The trail alternated between sandy, loose gravelly dry riverbeds and sandstone to "scramble" up. The boys loved all the climbing involved. And, I must say, the climbing certainly made the hike more interesting than the usual winding paths we've hiked on. The boys were amazing hikers. Once again I heard zero complaining. We did have to take a few quick stops after trips/scrapes and one terrifying second where Asher slipped and did basically a front flip onto a rock, but other than that the boys were fantastic. As we were nearing the end of the trail, we passed another hiker who told us to make sure we kept going past the tanks, because the views were ridiculous. Duly noted, other hiker.
Side bar: every time we hike, without fail, people compliment our boys on how great they are doing (and us for taking all three kids on a hike!). They always seem surprised and impressed that the boys do such a good job on hikes and that we are willing to take three little kids out on a hike.
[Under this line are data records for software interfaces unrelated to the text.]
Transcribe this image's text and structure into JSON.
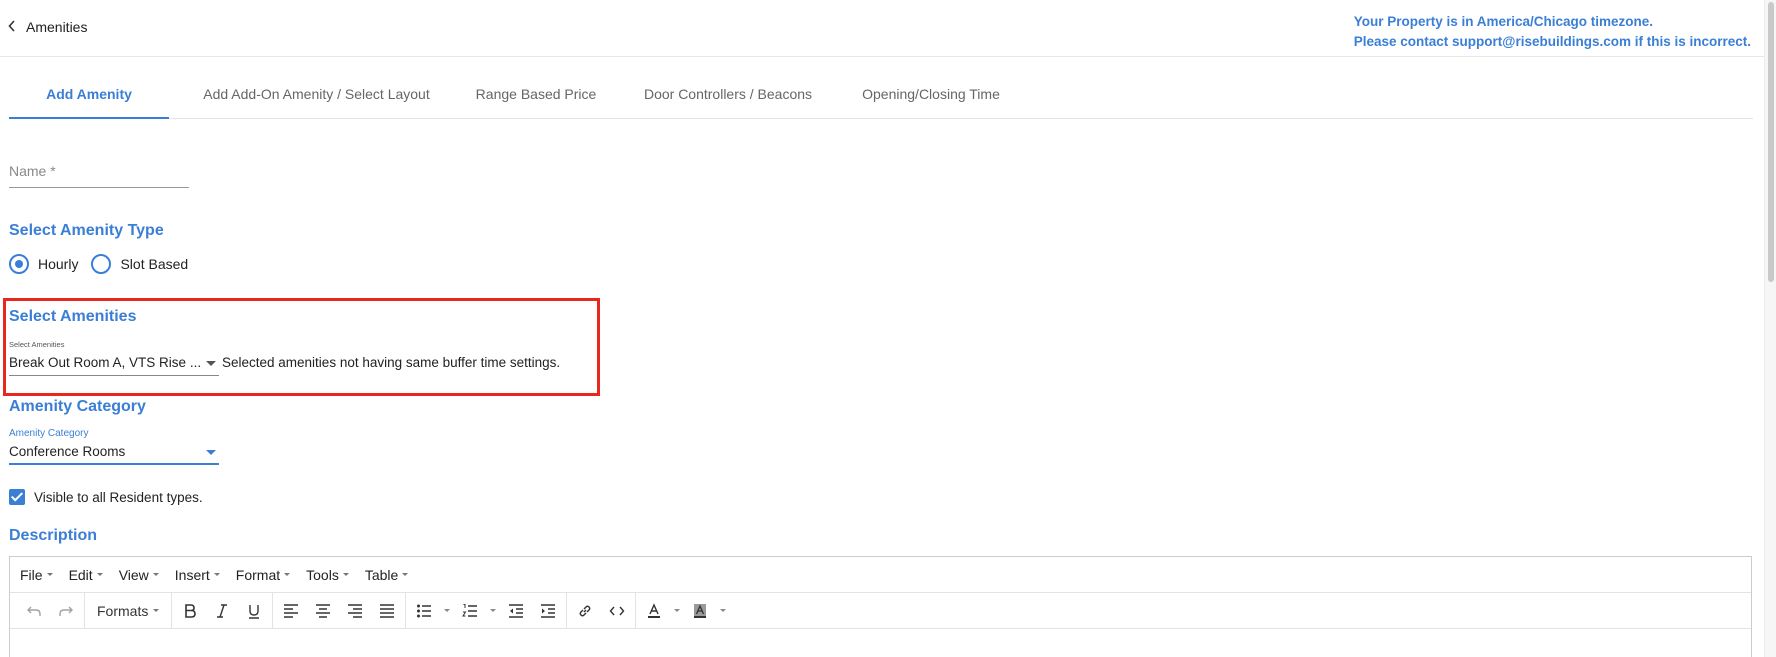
{
  "header": {
    "back_label": "Amenities",
    "timezone_line1": "Your Property is in America/Chicago timezone.",
    "timezone_line2": "Please contact support@risebuildings.com if this is incorrect."
  },
  "tabs": [
    {
      "label": "Add Amenity",
      "active": true
    },
    {
      "label": "Add Add-On Amenity / Select Layout",
      "active": false
    },
    {
      "label": "Range Based Price",
      "active": false
    },
    {
      "label": "Door Controllers / Beacons",
      "active": false
    },
    {
      "label": "Opening/Closing Time",
      "active": false
    }
  ],
  "form": {
    "name_placeholder": "Name *",
    "amenity_type_title": "Select Amenity Type",
    "amenity_type_options": [
      {
        "label": "Hourly",
        "checked": true
      },
      {
        "label": "Slot Based",
        "checked": false
      }
    ],
    "select_amenities_title": "Select Amenities",
    "select_amenities_label": "Select Amenities",
    "select_amenities_value": "Break Out Room A, VTS Rise ...",
    "buffer_warning": "Selected amenities not having same buffer time settings.",
    "category_title": "Amenity Category",
    "category_label": "Amenity Category",
    "category_value": "Conference Rooms",
    "visible_checkbox_label": "Visible to all Resident types.",
    "visible_checked": true,
    "description_title": "Description"
  },
  "editor": {
    "menus": [
      "File",
      "Edit",
      "View",
      "Insert",
      "Format",
      "Tools",
      "Table"
    ],
    "formats_label": "Formats"
  },
  "colors": {
    "accent": "#3a7fd5",
    "highlight_border": "#e8281d"
  }
}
It's kind of hilarious how many times we get stopped. Once, in Zion (when we only had two kids) and older couple took a picture of us on their camera to show to their kids to prove that you can take children hiking.
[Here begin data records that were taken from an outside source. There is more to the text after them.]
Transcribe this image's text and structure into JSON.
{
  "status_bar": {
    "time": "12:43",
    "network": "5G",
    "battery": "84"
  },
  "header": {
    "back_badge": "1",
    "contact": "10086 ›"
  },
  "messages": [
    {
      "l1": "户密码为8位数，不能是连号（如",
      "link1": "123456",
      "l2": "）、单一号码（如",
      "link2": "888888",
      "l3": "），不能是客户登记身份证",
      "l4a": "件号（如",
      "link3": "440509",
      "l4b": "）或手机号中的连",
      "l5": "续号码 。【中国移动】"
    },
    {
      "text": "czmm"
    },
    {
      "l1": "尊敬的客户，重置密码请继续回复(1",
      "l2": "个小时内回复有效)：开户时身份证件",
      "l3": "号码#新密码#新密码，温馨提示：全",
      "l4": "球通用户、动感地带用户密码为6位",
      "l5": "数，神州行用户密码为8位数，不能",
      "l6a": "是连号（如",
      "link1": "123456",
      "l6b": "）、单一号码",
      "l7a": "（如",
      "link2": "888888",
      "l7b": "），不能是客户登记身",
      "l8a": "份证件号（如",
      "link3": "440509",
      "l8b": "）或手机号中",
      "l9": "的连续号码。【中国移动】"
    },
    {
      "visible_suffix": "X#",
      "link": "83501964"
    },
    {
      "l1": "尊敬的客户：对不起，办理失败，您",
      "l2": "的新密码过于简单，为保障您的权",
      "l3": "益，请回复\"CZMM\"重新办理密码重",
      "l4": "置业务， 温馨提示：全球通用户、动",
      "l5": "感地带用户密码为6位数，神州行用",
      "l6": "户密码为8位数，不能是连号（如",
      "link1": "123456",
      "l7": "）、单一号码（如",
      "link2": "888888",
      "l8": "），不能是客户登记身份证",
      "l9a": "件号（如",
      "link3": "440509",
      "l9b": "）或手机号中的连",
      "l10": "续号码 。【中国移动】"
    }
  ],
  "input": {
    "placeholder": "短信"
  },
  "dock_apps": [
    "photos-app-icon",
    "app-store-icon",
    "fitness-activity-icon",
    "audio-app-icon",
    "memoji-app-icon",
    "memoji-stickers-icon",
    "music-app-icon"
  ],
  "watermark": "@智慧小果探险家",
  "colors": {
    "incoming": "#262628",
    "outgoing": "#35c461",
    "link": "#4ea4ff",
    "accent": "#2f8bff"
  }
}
Back to the hike at hand. We got to the tanks, which were pretty cool. They're natural "water tanks" that have formed in the sandstone. When we were there, there was probably a couple of feet of water at the mid-point, but during the wetter seasons I think they're much higher. We met another set of hikers who told us getting past the tanks was a little tricky, but SO worth it. So we did it. And, I must say, it was kind of a LOT tricky, especially with the boys.
But was it worth it? A thousand times yes. Because suddenly we could see the entire Las Vegas Valley. You can't really see it well in the picture--but trust me, in real life, it was ridiculous.
Some kind souls at the top moved for us so we could get a better view, pointed out a mouse hiding in the rocks to the boys, and offered to take a picture of our family. Sometimes, I love people.
We hung out a little while, then decided to head back. We were kind of losing daylight and definitely didn't want to be hiking back in the dark. Ryan carried Asher for a few tricky parts on the way back just to speed us up (we were really losing daylight by then), but Asher walked the entire way to the top and about 3/4 of the way back. Reed hiked the entire thing--2.5 miles and about 3.5 hours!
The view on the way back was worth looking at, too:
We made it back to the car just as dusk was settling in. It was bedtime and we were starving, so we stopped at our favorite out-to-eat with kids place: Sweet Tomatoes (Yum). Poor Ashie was so tired he fell asleep in the car on the fifteen-minute drive from the hike to the restaurant! He perked up for food, though. When we got home, all three kids crashed hard--we actually had to wake the boys up at 8 the next morning to get ready for 8:30 church!
And a final closing side note: on our most recent trip to Redrock (no pictures, sorry), Asher told me, "I'm a hiker and a half Mommy! Because I can do like cool tricks! And you like can't!"